What to do — Could you repeat all of the entries below word for word, apart from the pictures?

Given entries —
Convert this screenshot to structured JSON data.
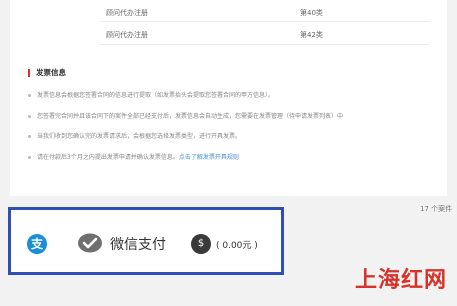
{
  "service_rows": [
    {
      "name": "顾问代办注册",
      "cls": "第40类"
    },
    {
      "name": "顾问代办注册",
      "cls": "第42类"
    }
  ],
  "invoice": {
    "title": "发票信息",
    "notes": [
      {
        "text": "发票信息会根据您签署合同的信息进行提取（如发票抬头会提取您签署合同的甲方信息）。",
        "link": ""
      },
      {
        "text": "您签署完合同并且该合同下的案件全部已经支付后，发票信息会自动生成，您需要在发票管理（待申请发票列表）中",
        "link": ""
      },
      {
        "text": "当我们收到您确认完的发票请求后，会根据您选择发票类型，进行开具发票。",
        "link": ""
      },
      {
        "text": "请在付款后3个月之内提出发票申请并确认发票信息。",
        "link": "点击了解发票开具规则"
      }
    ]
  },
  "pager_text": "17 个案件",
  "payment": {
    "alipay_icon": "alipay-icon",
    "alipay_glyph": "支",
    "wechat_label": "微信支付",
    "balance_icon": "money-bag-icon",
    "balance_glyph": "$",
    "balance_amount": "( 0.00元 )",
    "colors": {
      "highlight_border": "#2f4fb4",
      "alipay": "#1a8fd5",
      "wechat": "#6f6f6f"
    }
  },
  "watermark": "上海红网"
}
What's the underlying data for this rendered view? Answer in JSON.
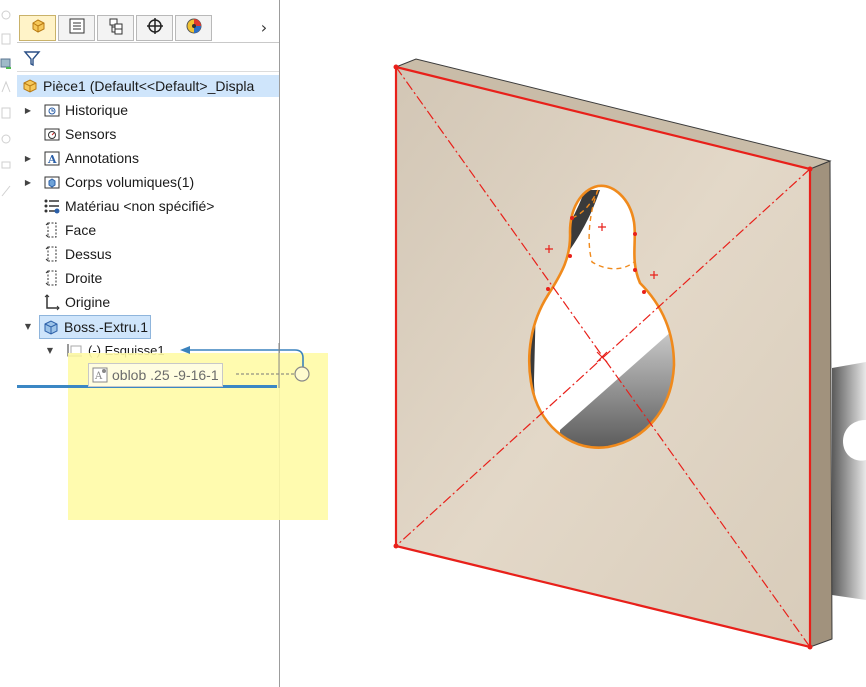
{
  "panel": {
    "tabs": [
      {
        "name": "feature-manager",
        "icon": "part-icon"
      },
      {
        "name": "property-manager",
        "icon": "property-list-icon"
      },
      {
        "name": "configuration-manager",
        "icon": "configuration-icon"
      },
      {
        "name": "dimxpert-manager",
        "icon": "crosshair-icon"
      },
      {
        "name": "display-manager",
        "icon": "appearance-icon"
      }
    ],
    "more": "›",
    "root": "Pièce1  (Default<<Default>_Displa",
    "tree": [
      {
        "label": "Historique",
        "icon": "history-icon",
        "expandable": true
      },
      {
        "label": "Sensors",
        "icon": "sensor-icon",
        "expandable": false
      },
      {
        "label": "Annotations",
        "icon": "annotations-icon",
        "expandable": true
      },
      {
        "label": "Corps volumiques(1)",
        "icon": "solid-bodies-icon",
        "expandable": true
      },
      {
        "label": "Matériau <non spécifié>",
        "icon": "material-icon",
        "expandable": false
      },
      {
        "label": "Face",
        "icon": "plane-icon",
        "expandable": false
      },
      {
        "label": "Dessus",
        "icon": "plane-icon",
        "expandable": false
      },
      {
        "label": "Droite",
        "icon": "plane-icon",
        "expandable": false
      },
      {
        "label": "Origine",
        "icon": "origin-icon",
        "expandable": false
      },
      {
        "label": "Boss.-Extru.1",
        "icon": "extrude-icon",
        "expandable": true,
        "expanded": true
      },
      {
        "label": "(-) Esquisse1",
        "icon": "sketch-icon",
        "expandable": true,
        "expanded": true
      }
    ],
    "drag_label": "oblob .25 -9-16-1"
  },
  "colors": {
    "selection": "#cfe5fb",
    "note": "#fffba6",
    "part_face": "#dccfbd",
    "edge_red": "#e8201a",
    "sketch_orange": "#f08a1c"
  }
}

Solution to this problem —
Convert this screenshot to structured JSON data.
{
  "service_rows": [
    {
      "name": "顾问代办注册",
      "cls": "第40类"
    },
    {
      "name": "顾问代办注册",
      "cls": "第42类"
    }
  ],
  "invoice": {
    "title": "发票信息",
    "notes": [
      {
        "text": "发票信息会根据您签署合同的信息进行提取（如发票抬头会提取您签署合同的甲方信息）。",
        "link": ""
      },
      {
        "text": "您签署完合同并且该合同下的案件全部已经支付后，发票信息会自动生成，您需要在发票管理（待申请发票列表）中",
        "link": ""
      },
      {
        "text": "当我们收到您确认完的发票请求后，会根据您选择发票类型，进行开具发票。",
        "link": ""
      },
      {
        "text": "请在付款后3个月之内提出发票申请并确认发票信息。",
        "link": "点击了解发票开具规则"
      }
    ]
  },
  "pager_text": "17 个案件",
  "payment": {
    "alipay_icon": "alipay-icon",
    "alipay_glyph": "支",
    "wechat_label": "微信支付",
    "balance_icon": "money-bag-icon",
    "balance_glyph": "$",
    "balance_amount": "( 0.00元 )",
    "colors": {
      "highlight_border": "#2f4fb4",
      "alipay": "#1a8fd5",
      "wechat": "#6f6f6f"
    }
  },
  "watermark": "上海红网"
}
What's the underlying data for this rendered view? Answer in JSON.
{
  "panel": {
    "tabs": [
      {
        "name": "feature-manager",
        "icon": "part-icon"
      },
      {
        "name": "property-manager",
        "icon": "property-list-icon"
      },
      {
        "name": "configuration-manager",
        "icon": "configuration-icon"
      },
      {
        "name": "dimxpert-manager",
        "icon": "crosshair-icon"
      },
      {
        "name": "display-manager",
        "icon": "appearance-icon"
      }
    ],
    "more": "›",
    "root": "Pièce1  (Default<<Default>_Displa",
    "tree": [
      {
        "label": "Historique",
        "icon": "history-icon",
        "expandable": true
      },
      {
        "label": "Sensors",
        "icon": "sensor-icon",
        "expandable": false
      },
      {
        "label": "Annotations",
        "icon": "annotations-icon",
        "expandable": true
      },
      {
        "label": "Corps volumiques(1)",
        "icon": "solid-bodies-icon",
        "expandable": true
      },
      {
        "label": "Matériau <non spécifié>",
        "icon": "material-icon",
        "expandable": false
      },
      {
        "label": "Face",
        "icon": "plane-icon",
        "expandable": false
      },
      {
        "label": "Dessus",
        "icon": "plane-icon",
        "expandable": false
      },
      {
        "label": "Droite",
        "icon": "plane-icon",
        "expandable": false
      },
      {
        "label": "Origine",
        "icon": "origin-icon",
        "expandable": false
      },
      {
        "label": "Boss.-Extru.1",
        "icon": "extrude-icon",
        "expandable": true,
        "expanded": true
      },
      {
        "label": "(-) Esquisse1",
        "icon": "sketch-icon",
        "expandable": true,
        "expanded": true
      }
    ],
    "drag_label": "oblob .25 -9-16-1"
  },
  "colors": {
    "selection": "#cfe5fb",
    "note": "#fffba6",
    "part_face": "#dccfbd",
    "edge_red": "#e8201a",
    "sketch_orange": "#f08a1c"
  }
}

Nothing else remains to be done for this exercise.